Fall is a good time for weed control


By Roberta Tolan

SUN Columnist

With all of our recent rains, we are sure to get a new, end-of–season flush of growth on many of our most bothersome weeds.

So, from now until the leaves turn, or we get a hard frost, is an ideal time to kill biennial, perennial and some winter annual weeds.

• Deep rooted perennials such as Canada thistle, yellow toadflax, leafy spurge and others have large root systems for nutrient storage.  These plants are pulling nutrients down to their roots this time of year to feed their root system. To take advantage of this action for maximum herbicide effect, apply appropriate herbicides now.

• Seeds from biennial plants such as musk, bull and scotch thistles, common mullein and others are germinating from now until the first frost. Control these weeds by cutting the root below the crown or by using appropriate herbicides. These plants remain low to the ground in rosette stage until next summer when they bolt and flower to make seeds.

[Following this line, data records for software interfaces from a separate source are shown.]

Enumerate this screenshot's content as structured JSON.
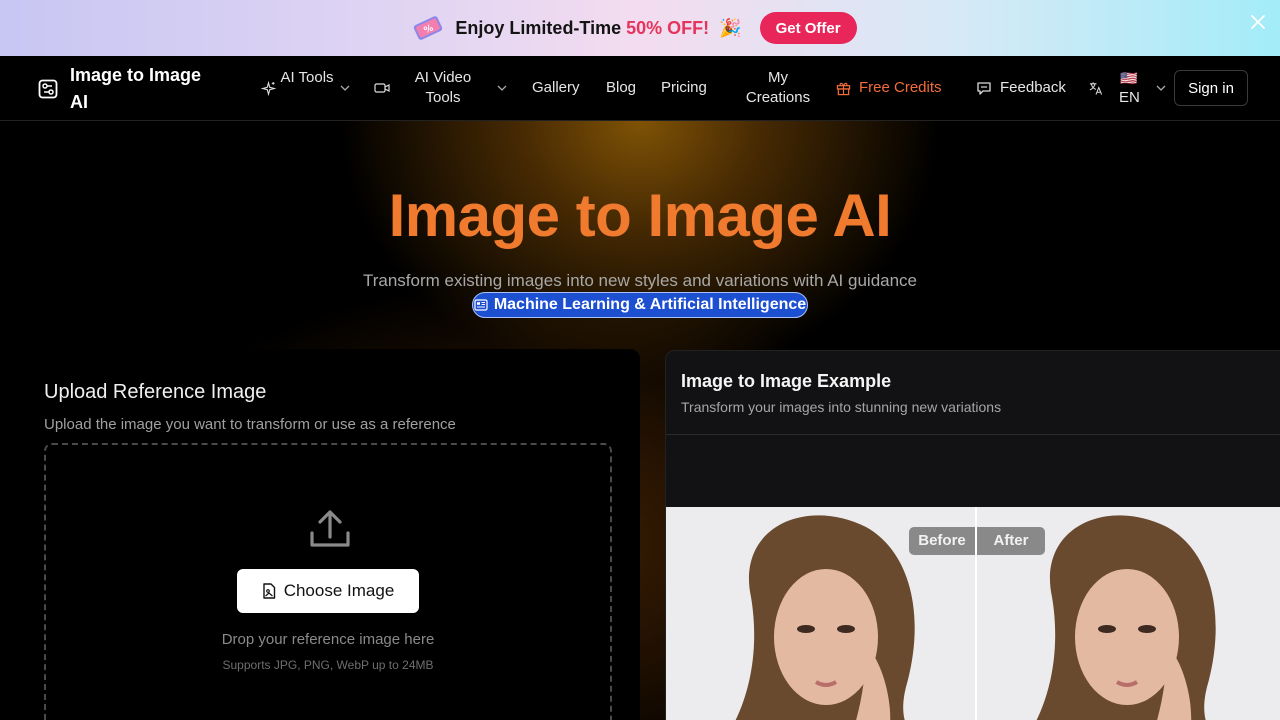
{
  "promo": {
    "text_before": "Enjoy Limited-Time ",
    "percent": "50% OFF!",
    "emoji": "🎉",
    "cta_label": "Get Offer"
  },
  "nav": {
    "brand": "Image to Image AI",
    "ai_tools": "AI Tools",
    "ai_video_tools": "AI Video Tools",
    "gallery": "Gallery",
    "blog": "Blog",
    "pricing": "Pricing",
    "my_creations": "My Creations",
    "free_credits": "Free Credits",
    "feedback": "Feedback",
    "language": "EN",
    "flag": "🇺🇸",
    "sign_in": "Sign in"
  },
  "hero": {
    "title": "Image to Image AI",
    "subtitle": "Transform existing images into new styles and variations with AI guidance",
    "tag": "Machine Learning & Artificial Intelligence"
  },
  "upload": {
    "title": "Upload Reference Image",
    "description": "Upload the image you want to transform or use as a reference",
    "choose_label": "Choose Image",
    "drop_text": "Drop your reference image here",
    "support_text": "Supports JPG, PNG, WebP up to 24MB"
  },
  "example": {
    "title": "Image to Image Example",
    "description": "Transform your images into stunning new variations",
    "before_label": "Before",
    "after_label": "After"
  },
  "colors": {
    "accent_orange": "#f07a2e",
    "promo_pink": "#e8265a",
    "tag_blue": "#1d4fd1"
  }
}
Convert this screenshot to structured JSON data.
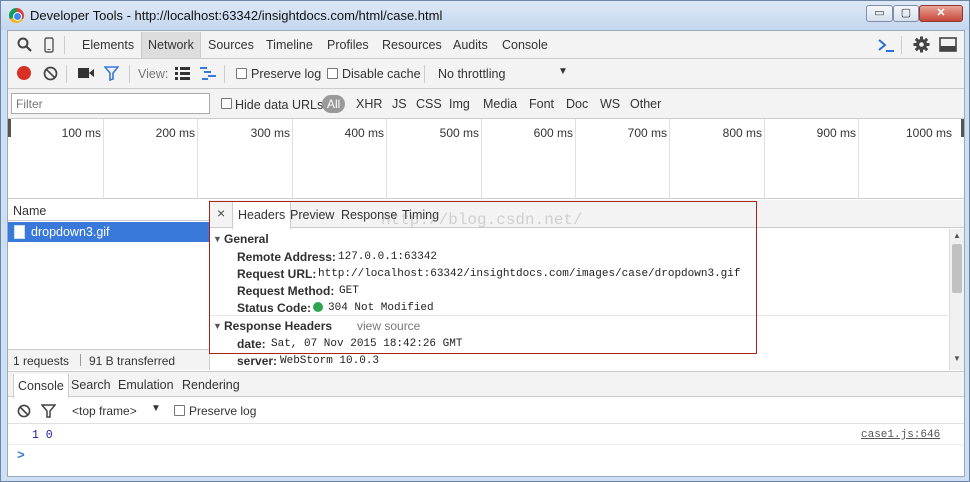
{
  "window": {
    "title": "Developer Tools - http://localhost:63342/insightdocs.com/html/case.html",
    "buttons": {
      "minimize": "▭",
      "maximize": "▢",
      "close": "✕"
    }
  },
  "devtools": {
    "tabs": [
      "Elements",
      "Network",
      "Sources",
      "Timeline",
      "Profiles",
      "Resources",
      "Audits",
      "Console"
    ],
    "active_tab": "Network"
  },
  "network_toolbar": {
    "view_label": "View:",
    "preserve_log": "Preserve log",
    "disable_cache": "Disable cache",
    "throttling": "No throttling"
  },
  "filter_bar": {
    "placeholder": "Filter",
    "hide_data_urls": "Hide data URLs",
    "types": [
      "All",
      "XHR",
      "JS",
      "CSS",
      "Img",
      "Media",
      "Font",
      "Doc",
      "WS",
      "Other"
    ]
  },
  "timeline": {
    "ticks": [
      "100 ms",
      "200 ms",
      "300 ms",
      "400 ms",
      "500 ms",
      "600 ms",
      "700 ms",
      "800 ms",
      "900 ms",
      "1000 ms"
    ]
  },
  "request_list": {
    "column_name": "Name",
    "selected_file": "dropdown3.gif",
    "summary_requests": "1 requests",
    "summary_transferred": "91 B transferred"
  },
  "detail": {
    "close": "×",
    "tabs": [
      "Headers",
      "Preview",
      "Response",
      "Timing"
    ],
    "active_tab": "Headers",
    "general_title": "General",
    "remote_address_label": "Remote Address:",
    "remote_address": "127.0.0.1:63342",
    "request_url_label": "Request URL:",
    "request_url": "http://localhost:63342/insightdocs.com/images/case/dropdown3.gif",
    "request_method_label": "Request Method:",
    "request_method": "GET",
    "status_code_label": "Status Code:",
    "status_code": "304 Not Modified",
    "status_color": "#2ea44f",
    "response_headers_title": "Response Headers",
    "view_source": "view source",
    "date_label": "date:",
    "date_value": "Sat, 07 Nov 2015 18:42:26 GMT",
    "server_label": "server:",
    "server_value": "WebStorm 10.0.3"
  },
  "watermark": "http://blog.csdn.net/",
  "drawer": {
    "tabs": [
      "Console",
      "Search",
      "Emulation",
      "Rendering"
    ],
    "active_tab": "Console",
    "frame": "<top frame>",
    "preserve_log": "Preserve log",
    "log_message": "1 0",
    "log_source": "case1.js:646",
    "prompt": ">"
  },
  "colors": {
    "accent_blue": "#3879d9",
    "record_red": "#d93025",
    "highlight_box": "#a8231a"
  }
}
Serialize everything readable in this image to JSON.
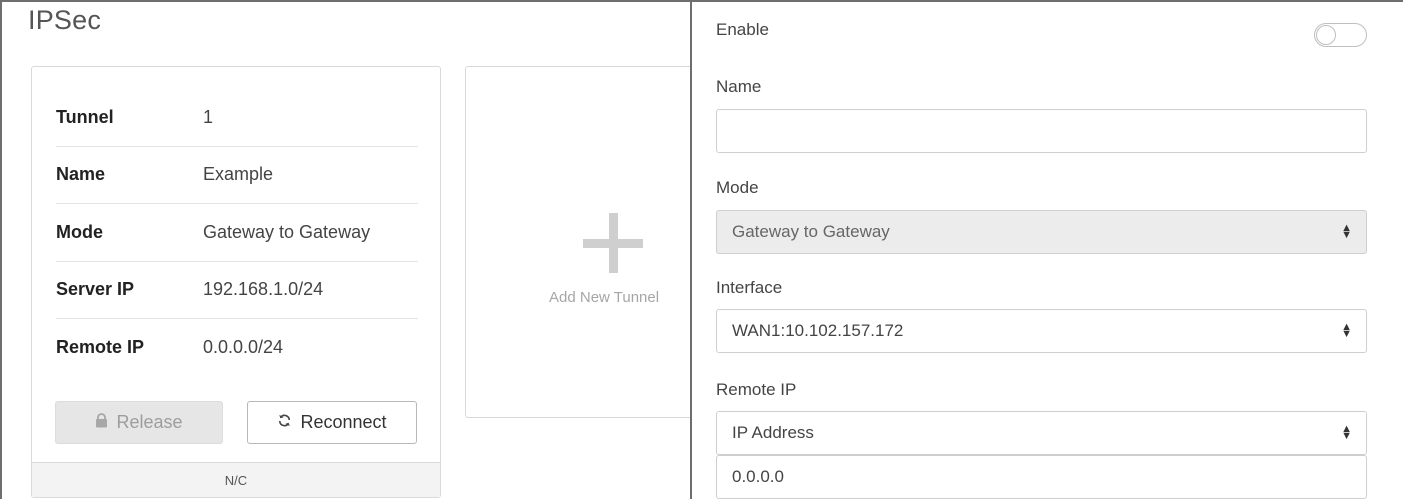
{
  "page": {
    "title": "IPSec"
  },
  "tunnel_card": {
    "rows": [
      {
        "label": "Tunnel",
        "value": "1"
      },
      {
        "label": "Name",
        "value": "Example"
      },
      {
        "label": "Mode",
        "value": "Gateway to Gateway"
      },
      {
        "label": "Server IP",
        "value": "192.168.1.0/24"
      },
      {
        "label": "Remote IP",
        "value": "0.0.0.0/24"
      }
    ],
    "release_label": "Release",
    "reconnect_label": "Reconnect",
    "status": "N/C"
  },
  "add_card": {
    "label": "Add New Tunnel"
  },
  "form": {
    "enable_label": "Enable",
    "enable_on": false,
    "name_label": "Name",
    "name_value": "",
    "mode_label": "Mode",
    "mode_value": "Gateway to Gateway",
    "interface_label": "Interface",
    "interface_value": "WAN1:10.102.157.172",
    "remote_ip_label": "Remote IP",
    "remote_ip_type": "IP Address",
    "remote_ip_value": "0.0.0.0"
  },
  "icons": {
    "release": "lock-icon",
    "reconnect": "refresh-icon",
    "add": "plus-icon",
    "select": "sort-arrows-icon"
  }
}
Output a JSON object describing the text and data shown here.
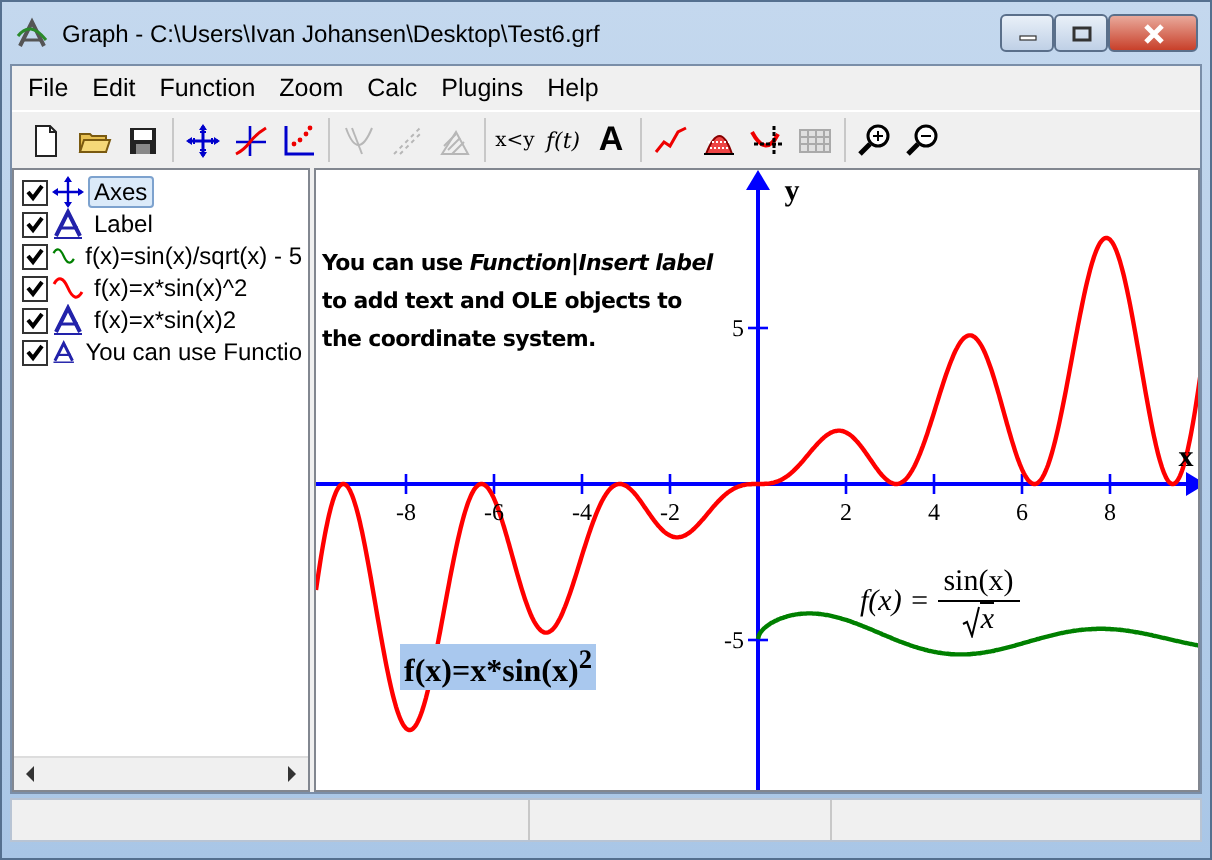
{
  "window": {
    "title": "Graph - C:\\Users\\Ivan Johansen\\Desktop\\Test6.grf"
  },
  "menu": [
    "File",
    "Edit",
    "Function",
    "Zoom",
    "Calc",
    "Plugins",
    "Help"
  ],
  "toolbar": [
    [
      {
        "kind": "new",
        "disabled": false
      },
      {
        "kind": "open",
        "disabled": false
      },
      {
        "kind": "save",
        "disabled": false
      }
    ],
    [
      {
        "kind": "axes",
        "disabled": false
      },
      {
        "kind": "function",
        "disabled": false
      },
      {
        "kind": "points",
        "disabled": false
      }
    ],
    [
      {
        "kind": "tangent",
        "disabled": true
      },
      {
        "kind": "relation",
        "disabled": true
      },
      {
        "kind": "shading",
        "disabled": true
      }
    ],
    [
      {
        "kind": "text",
        "label": "x<y",
        "disabled": false
      },
      {
        "kind": "text",
        "label": "f(t)",
        "disabled": false
      },
      {
        "kind": "text",
        "label": "A",
        "disabled": false
      }
    ],
    [
      {
        "kind": "curve",
        "disabled": false
      },
      {
        "kind": "area",
        "disabled": false
      },
      {
        "kind": "trace",
        "disabled": false
      },
      {
        "kind": "table",
        "disabled": true
      }
    ],
    [
      {
        "kind": "zoomin",
        "disabled": false
      },
      {
        "kind": "zoomout",
        "disabled": false
      }
    ]
  ],
  "sidebar": {
    "items": [
      {
        "kind": "axes",
        "label": "Axes",
        "checked": true,
        "selected": true
      },
      {
        "kind": "label",
        "label": "Label",
        "checked": true,
        "selected": false
      },
      {
        "kind": "function",
        "label": "f(x)=sin(x)/sqrt(x) - 5",
        "checked": true,
        "selected": false,
        "color": "#008000"
      },
      {
        "kind": "function",
        "label": "f(x)=x*sin(x)^2",
        "checked": true,
        "selected": false,
        "color": "#ff0000"
      },
      {
        "kind": "label",
        "label": "f(x)=x*sin(x)2",
        "checked": true,
        "selected": false
      },
      {
        "kind": "label",
        "label": "You can use Functio",
        "checked": true,
        "selected": false
      }
    ]
  },
  "graph": {
    "x_axis_label": "x",
    "y_axis_label": "y",
    "x_ticks": [
      "-8",
      "-6",
      "-4",
      "-2",
      "2",
      "4",
      "6",
      "8"
    ],
    "y_ticks": [
      "5",
      "-5"
    ],
    "labels": [
      {
        "kind": "text",
        "lines": [
          "You can use *Function|Insert label*",
          "to add text and OLE objects to",
          "the coordinate system."
        ]
      },
      {
        "kind": "formula",
        "text": "f(x)=x*sin(x)$^{2}$",
        "selected": true
      },
      {
        "kind": "equation",
        "lhs": "f(x) =",
        "numerator": "sin(x)",
        "denominator": "x"
      }
    ]
  }
}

•  Seeds from winter annuals like downy brome (cheat grass) also germinate from now until frost. Since these plants normally do not have a strong root system, chopping, pulling or herbicides can control these plants. These are early bloomers so they mature to seed production from late spring to early and mid-summer.

When applying any herbicide, remember to read and follow label directions. This is the law. Pesticide labels are the legal document located on the pesticide container that provides information concerning the safe and effective use of the chemical. The most valuable time spent in pest control is the time you take to read the label.

For information on weed identification and herbicides for your situation, contact the Archuleta County Weed and Pest Control office at 264-6773.

CPR/First Aid Certification 

CPR and First Aid Certification classes are now being offered monthly by the CSU Extension office on the second Monday and Wednesday of each month from 6-10 p.m.

Anyone needing to receive or renew certification can register by calling the Extension Office at 264-5931.  We will also attempt to schedule classes on additional dates with five or more registrations.  Cost for the classes is $80 for combined CPR/First Aid and $55 for CPR, First Aid or recertification. The type of first aid information provided will vary by the needs of the participants.


Sept. 26 — Cross Country Pasta Night, 6 p.m.

Oct. 3 — U.S. Forest Service Open House, 5:30 p.m.

Oct. 3 — Western Heritage Committee meeting, 6 p.m.

Oct. 3 — 4-H Shady Pines Club meeting, 6 p.m.

Colorado State University Extension provides science-based information on youth development (4-H), agriculture and natural resources, horticulture, family and consumer sciences and community development. Extension programs are available to all without discrimination.